Place your right hand on the heart and your left hand on the belly. Inhale deeply into your belly and feel your left hand rise as your belly fills with air. Slowly take the air up into your lungs and feel your right hand rise as your chest expands with the air. Hold the breath at the end of the-inhale for 3 counts. Then slowly exhale and control the release of the breath as it travels back down into your belly, feeling your hand fall as your belly flattens. Hold the breath at the end of the-exhale for 3 counts. Then inhale and repeat the complete round two more times.
- Upper body stretch
With your arms by your side, bend the knees and place the feet flat on the mat, keeping the knees and feet hip width apart.
Inhale and bring the arms overhead. Exhale and breathe into the stretch.
Take three breaths here and extend the arms a little further on each
- Knees to Chest
Inhale and bring your knees together, holding them at the shins and hugging them into your chest. Take three breaths here.
- Double leg twist
Bring your arms straight out to a T and keeping the legs bent glue them together. Inhale and as you exhale take the knees over to the right and turn your head to the left. Take three breaths here. Then inhale the knees back to centre and exhale them over to the left, turning the head to the right and take three breaths there. Inhale back to centre.
- Single Leg Stretch
Continue lying on your back and bend the left leg with the left foot flat on the mat. As you inhale raise the right leg straight up towards the sky and hold it behind the knee with both hands. As you exhale walk the hands up the leg towards the calf and draw the leg towards your head.
Lower the right leg to the mat and repeat on the other. First by bending the right leg with foot flat on the mat and as you inhale raise the left leg towards the sky. As you exhale walk the hands up to the calf, drawing the leg towards your head. Lower both legs straight out along the mat.
- Head to Knee
As you inhale bring both knees to the chest holding the shins. As you exhale lift your head to the knees. Inhale while your head is lifted and as you exhale take the head back to the mat.

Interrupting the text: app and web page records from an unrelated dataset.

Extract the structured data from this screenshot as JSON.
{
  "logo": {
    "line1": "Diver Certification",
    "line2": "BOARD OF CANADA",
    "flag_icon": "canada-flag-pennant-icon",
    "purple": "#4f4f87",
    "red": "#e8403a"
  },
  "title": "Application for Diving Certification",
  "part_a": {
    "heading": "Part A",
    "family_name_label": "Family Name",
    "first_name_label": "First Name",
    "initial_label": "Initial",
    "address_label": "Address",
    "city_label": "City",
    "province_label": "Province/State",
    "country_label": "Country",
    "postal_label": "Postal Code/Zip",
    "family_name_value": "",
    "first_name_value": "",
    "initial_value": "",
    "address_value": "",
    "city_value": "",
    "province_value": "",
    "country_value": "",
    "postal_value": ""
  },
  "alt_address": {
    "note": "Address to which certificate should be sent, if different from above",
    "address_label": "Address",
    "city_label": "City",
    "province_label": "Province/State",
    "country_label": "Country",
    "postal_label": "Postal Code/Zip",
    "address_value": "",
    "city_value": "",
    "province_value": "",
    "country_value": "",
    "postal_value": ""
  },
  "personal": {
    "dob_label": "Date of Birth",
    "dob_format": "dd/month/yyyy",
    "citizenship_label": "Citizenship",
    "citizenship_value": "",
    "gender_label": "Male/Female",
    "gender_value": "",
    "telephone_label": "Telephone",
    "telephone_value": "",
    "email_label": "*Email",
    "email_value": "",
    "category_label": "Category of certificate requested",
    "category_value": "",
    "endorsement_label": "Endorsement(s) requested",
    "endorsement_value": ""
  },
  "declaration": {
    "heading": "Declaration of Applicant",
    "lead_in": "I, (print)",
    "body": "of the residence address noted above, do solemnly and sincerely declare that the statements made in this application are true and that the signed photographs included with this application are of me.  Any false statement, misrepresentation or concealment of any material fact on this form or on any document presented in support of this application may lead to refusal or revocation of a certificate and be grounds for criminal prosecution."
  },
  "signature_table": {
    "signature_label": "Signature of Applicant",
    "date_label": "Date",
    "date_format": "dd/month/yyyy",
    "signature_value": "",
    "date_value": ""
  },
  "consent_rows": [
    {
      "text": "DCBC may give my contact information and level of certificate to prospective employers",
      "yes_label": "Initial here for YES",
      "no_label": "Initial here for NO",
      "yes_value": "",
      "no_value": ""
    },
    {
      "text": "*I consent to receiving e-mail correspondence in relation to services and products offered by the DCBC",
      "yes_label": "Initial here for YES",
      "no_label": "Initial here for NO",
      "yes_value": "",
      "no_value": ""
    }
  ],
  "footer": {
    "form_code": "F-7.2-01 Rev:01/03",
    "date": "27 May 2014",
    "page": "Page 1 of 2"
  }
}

- Synchronized Bridge
With the knees bent plant the feet hip width apart onto the mat and release the arms to the side with palms facing down.

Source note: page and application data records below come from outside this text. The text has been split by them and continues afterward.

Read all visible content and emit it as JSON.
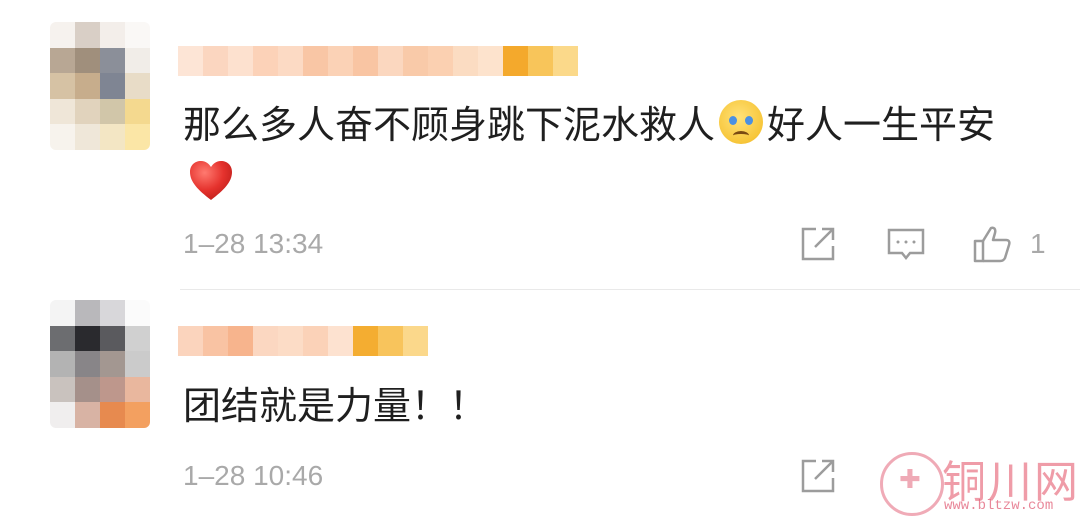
{
  "comments": [
    {
      "text_part1": "那么多人奋不顾身跳下泥水救人",
      "emoji": "crying-face",
      "text_part2": "好人一生平安",
      "extra_emoji": "heart",
      "time": "1–28 13:34",
      "like_count": "1"
    },
    {
      "text": "团结就是力量！！",
      "time": "1–28 10:46"
    }
  ],
  "watermark": {
    "text": "铜川网",
    "url": "www.bltzw.com"
  },
  "icons": {
    "share": "share-icon",
    "reply": "reply-icon",
    "like": "thumbs-up-icon"
  },
  "colors": {
    "time_gray": "#a9a9a9",
    "heart_red": "#e5322d",
    "name_blur_orange": "#f6b13a"
  }
}
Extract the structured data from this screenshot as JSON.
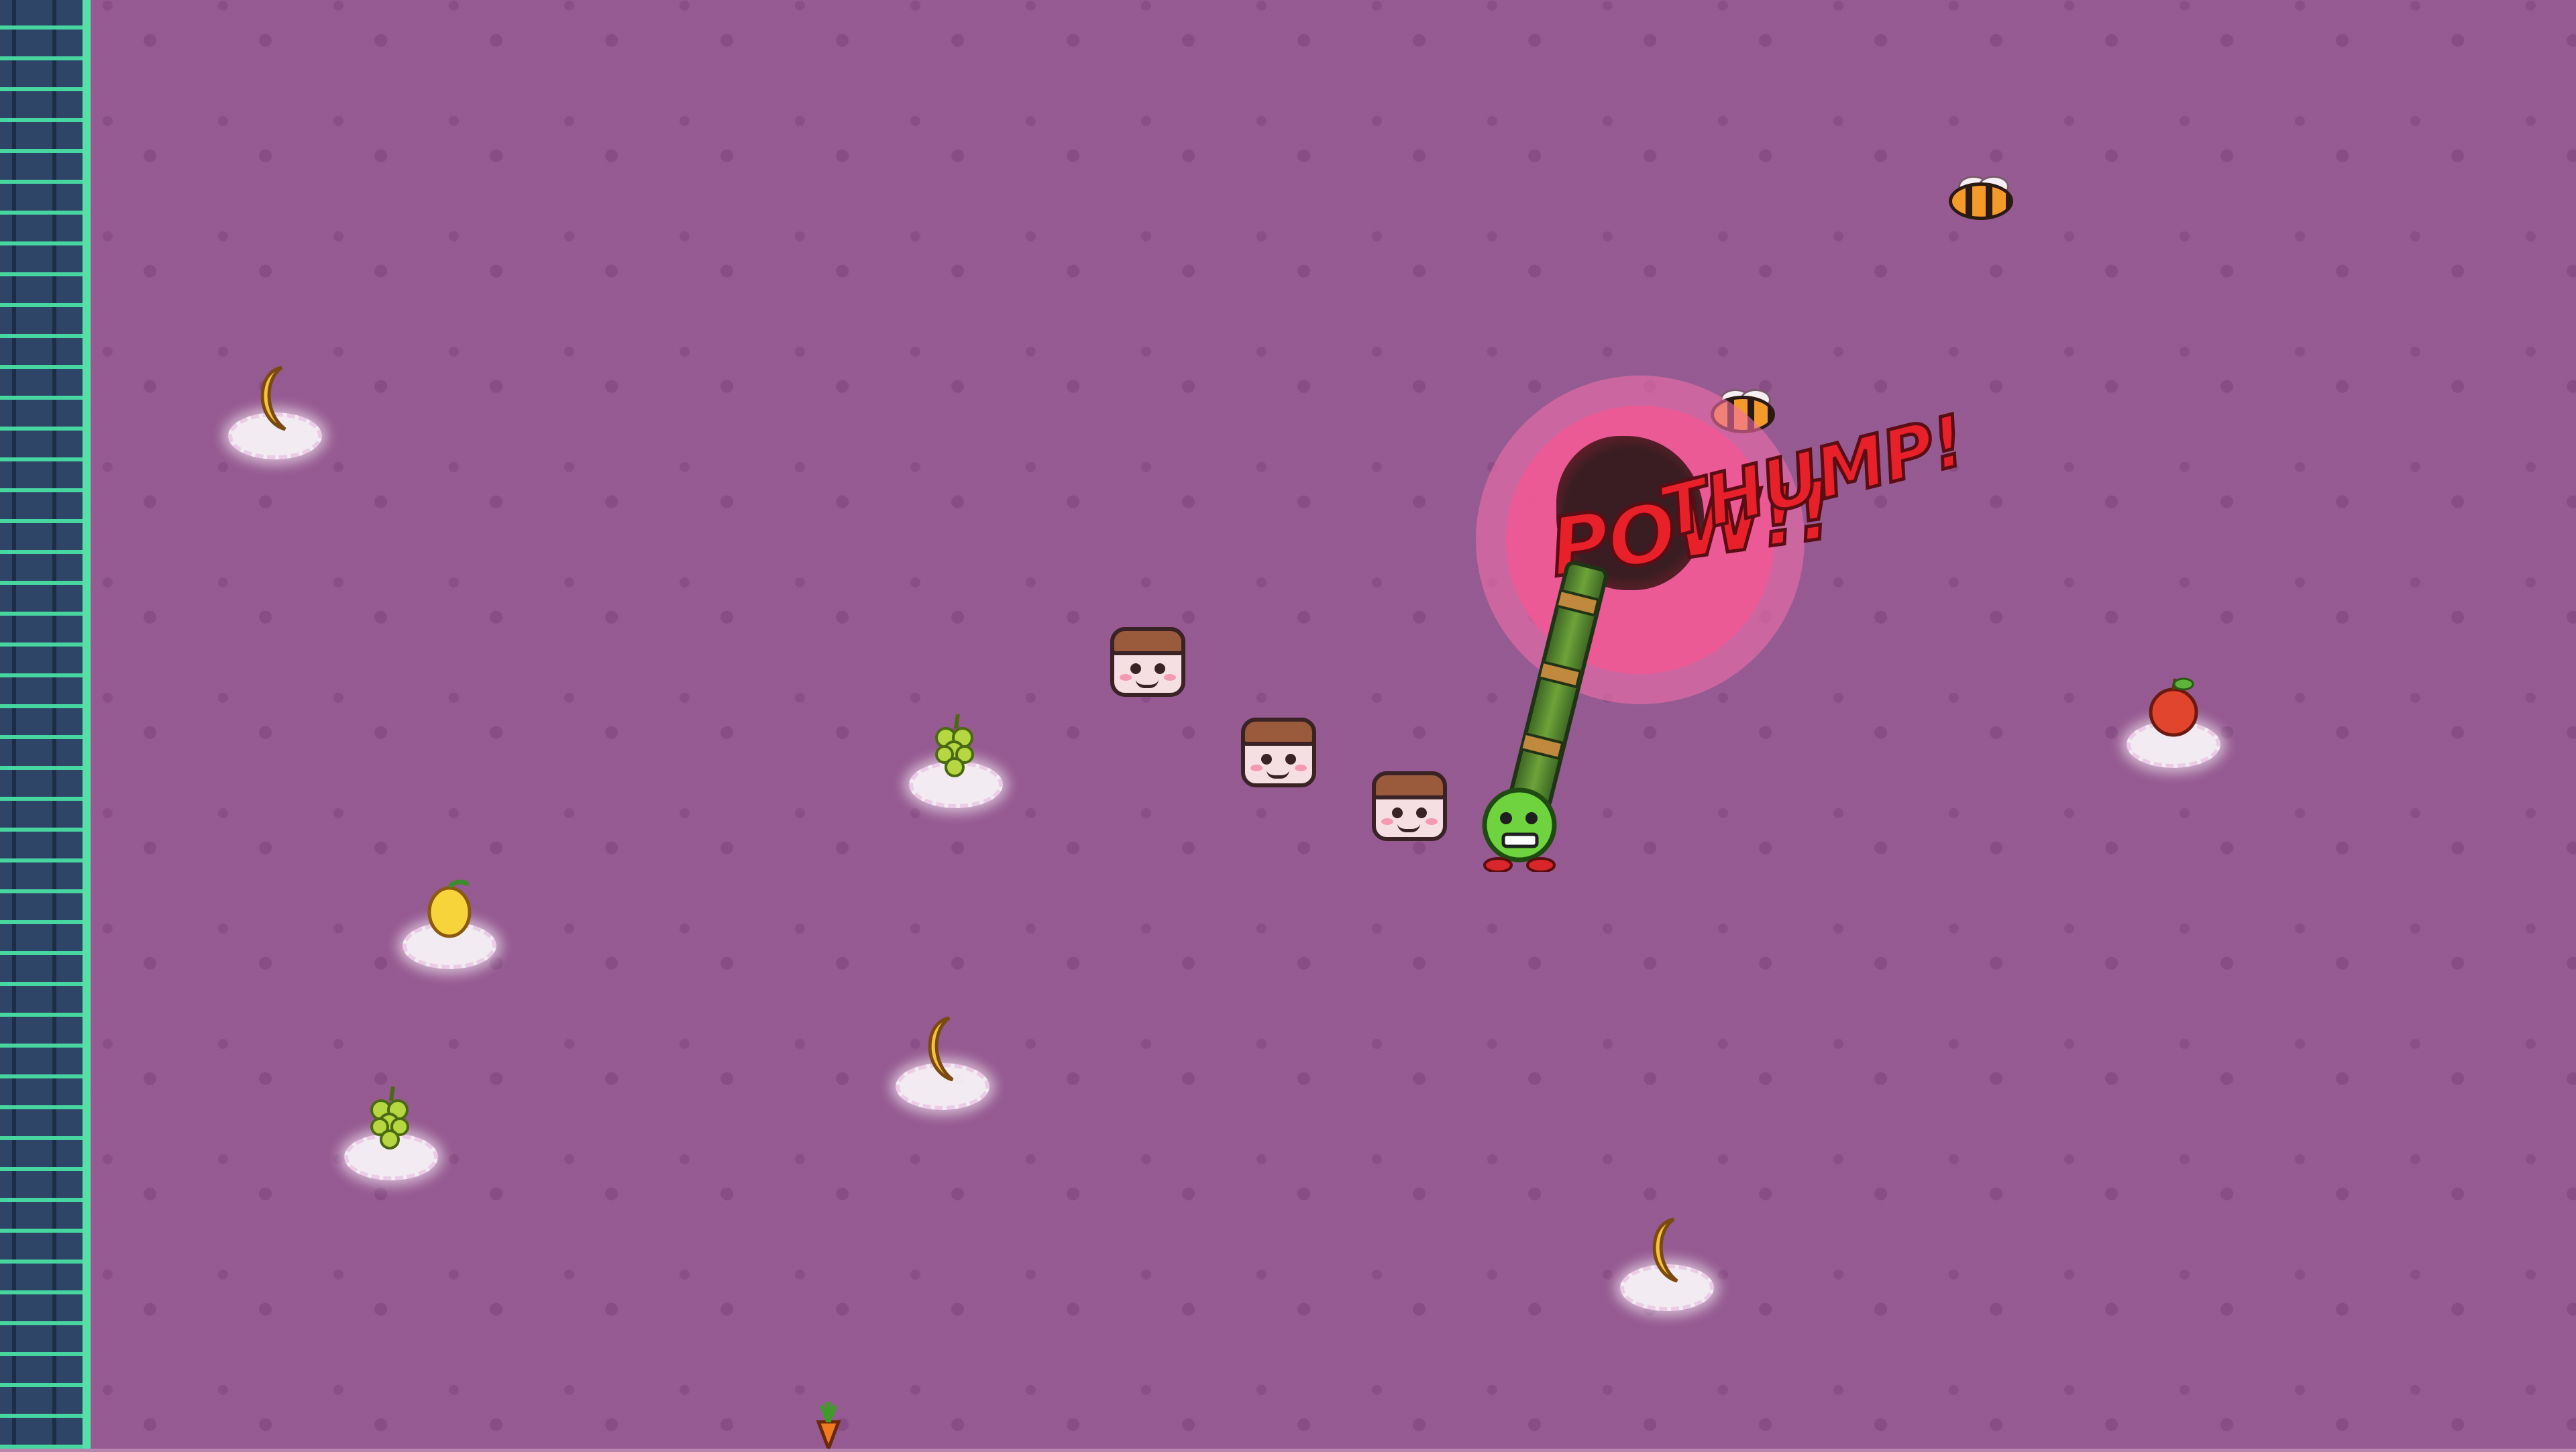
{
  "game": {
    "title": "",
    "hud": {}
  },
  "effects": {
    "hit_text_1": "THUMP!",
    "hit_text_2": "POW!!"
  },
  "colors": {
    "floor": "#b784ae",
    "floor_tile": "#9a5596",
    "wall": "#2f4567",
    "wall_accent": "#57e0a6",
    "explosion": "#f05a96",
    "hit_text": "#e8202a"
  },
  "entities": {
    "player": {
      "name": "player",
      "icon": "green-blob-player-icon"
    },
    "weapon": {
      "name": "rocket-launcher",
      "icon": "rocket-launcher-icon"
    },
    "enemies": [
      {
        "icon": "box-head-enemy-icon"
      },
      {
        "icon": "box-head-enemy-icon"
      },
      {
        "icon": "box-head-enemy-icon"
      },
      {
        "icon": "bee-enemy-icon"
      },
      {
        "icon": "bee-enemy-icon"
      }
    ],
    "pickups": [
      {
        "fruit": "banana"
      },
      {
        "fruit": "grapes"
      },
      {
        "fruit": "lemon"
      },
      {
        "fruit": "banana"
      },
      {
        "fruit": "grapes"
      },
      {
        "fruit": "apple"
      },
      {
        "fruit": "banana"
      },
      {
        "fruit": "carrot"
      }
    ]
  }
}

Inhale slowly, and as you exhale peel your back off the mat, coming up onto your shoulders and press your palms and feet into the mat.
As you inhale take your arms over your head, keeping the body lifted off the mat.
Exhale while releasing your back to the mat and keep the arms overhead.
As you inhale bring the arms back down by your side, to finish.
Repeat the complete sequence six more times, beginning with exhaling the back off the mat.
The idea is to synchronise the movement with the breath, so that you flow through the sequence with minimal effort.
- Knee Circles
Hug the knees in to the chest and circle them in one direction and then the other to release the lower back and stretch the spine.
- Resting Pose
Release your legs along the mat and bring your arms to your side, few inches away from the body with palms facing upwards, coming into savasana, which is the resting corpse pose. Lie here for a few minutes to rest and restore body and bring your mind back to stillness.
When you are ready roll over to your right side, draw your knees towards the waist, cover your face with your palms and close the eyes.
Take a few breaths into the palms, then slowly release the palms and use your left arm to push you up to sitting, to finish your practice. Namaste.
Yoga is ageless, anyone can do it! An ongoing practice can help you to achieve your fullest and best potential in all areas of your life.
Embracing the different elements of yoga with the breath, poses and relaxation will help us you to take control of ourselves.
Most of all yoga helps us to find inner peace, to still the chatter of the mind and it provides us with tools for living a balanced and harmonious life.
Join me soon with more ageless yoga tips and sequences for everyday practice.
Annie Moore is a holistic therapist, yoga and meditation teacher with 25 years’ experience. She teaches one2one courses from her studio in Surrey and also hosts yoga and meditation retreats in the Algarve, Portugal.
For more information visit https://www.moorwellbeing.com/ or contact firstname.lastname@example.org